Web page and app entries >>
--- START ---
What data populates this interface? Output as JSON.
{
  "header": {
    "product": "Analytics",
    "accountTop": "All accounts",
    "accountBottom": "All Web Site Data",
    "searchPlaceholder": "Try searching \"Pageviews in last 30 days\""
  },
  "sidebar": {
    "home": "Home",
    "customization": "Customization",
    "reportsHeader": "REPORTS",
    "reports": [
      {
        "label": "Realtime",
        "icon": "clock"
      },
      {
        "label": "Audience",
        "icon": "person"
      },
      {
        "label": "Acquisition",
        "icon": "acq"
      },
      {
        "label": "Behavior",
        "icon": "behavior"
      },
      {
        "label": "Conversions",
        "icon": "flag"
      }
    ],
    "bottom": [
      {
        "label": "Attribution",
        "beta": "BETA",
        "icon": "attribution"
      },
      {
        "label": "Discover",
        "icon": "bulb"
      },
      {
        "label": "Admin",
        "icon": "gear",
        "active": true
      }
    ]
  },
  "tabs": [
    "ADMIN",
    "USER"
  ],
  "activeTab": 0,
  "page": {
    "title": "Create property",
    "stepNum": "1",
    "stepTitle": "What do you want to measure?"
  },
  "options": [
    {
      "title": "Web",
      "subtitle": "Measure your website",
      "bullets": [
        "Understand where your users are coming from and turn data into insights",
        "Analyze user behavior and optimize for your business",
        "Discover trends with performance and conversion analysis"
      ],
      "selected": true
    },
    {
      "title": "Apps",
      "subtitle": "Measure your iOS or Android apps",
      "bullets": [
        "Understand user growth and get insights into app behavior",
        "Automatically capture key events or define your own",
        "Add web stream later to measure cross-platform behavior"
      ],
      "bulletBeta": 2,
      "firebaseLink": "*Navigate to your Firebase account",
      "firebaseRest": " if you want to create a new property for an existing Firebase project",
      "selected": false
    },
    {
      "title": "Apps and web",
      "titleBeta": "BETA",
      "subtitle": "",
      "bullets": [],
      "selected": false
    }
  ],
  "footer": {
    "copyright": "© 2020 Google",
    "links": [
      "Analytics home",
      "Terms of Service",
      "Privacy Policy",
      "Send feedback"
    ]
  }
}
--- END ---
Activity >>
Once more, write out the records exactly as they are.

Solution for this problem >>
What data populates this interface? Output as JSON.
{
  "header": {
    "product": "Analytics",
    "accountTop": "All accounts",
    "accountBottom": "All Web Site Data",
    "searchPlaceholder": "Try searching \"Pageviews in last 30 days\""
  },
  "sidebar": {
    "home": "Home",
    "customization": "Customization",
    "reportsHeader": "REPORTS",
    "reports": [
      {
        "label": "Realtime",
        "icon": "clock"
      },
      {
        "label": "Audience",
        "icon": "person"
      },
      {
        "label": "Acquisition",
        "icon": "acq"
      },
      {
        "label": "Behavior",
        "icon": "behavior"
      },
      {
        "label": "Conversions",
        "icon": "flag"
      }
    ],
    "bottom": [
      {
        "label": "Attribution",
        "beta": "BETA",
        "icon": "attribution"
      },
      {
        "label": "Discover",
        "icon": "bulb"
      },
      {
        "label": "Admin",
        "icon": "gear",
        "active": true
      }
    ]
  },
  "tabs": [
    "ADMIN",
    "USER"
  ],
  "activeTab": 0,
  "page": {
    "title": "Create property",
    "stepNum": "1",
    "stepTitle": "What do you want to measure?"
  },
  "options": [
    {
      "title": "Web",
      "subtitle": "Measure your website",
      "bullets": [
        "Understand where your users are coming from and turn data into insights",
        "Analyze user behavior and optimize for your business",
        "Discover trends with performance and conversion analysis"
      ],
      "selected": true
    },
    {
      "title": "Apps",
      "subtitle": "Measure your iOS or Android apps",
      "bullets": [
        "Understand user growth and get insights into app behavior",
        "Automatically capture key events or define your own",
        "Add web stream later to measure cross-platform behavior"
      ],
      "bulletBeta": 2,
      "firebaseLink": "*Navigate to your Firebase account",
      "firebaseRest": " if you want to create a new property for an existing Firebase project",
      "selected": false
    },
    {
      "title": "Apps and web",
      "titleBeta": "BETA",
      "subtitle": "",
      "bullets": [],
      "selected": false
    }
  ],
  "footer": {
    "copyright": "© 2020 Google",
    "links": [
      "Analytics home",
      "Terms of Service",
      "Privacy Policy",
      "Send feedback"
    ]
  }
}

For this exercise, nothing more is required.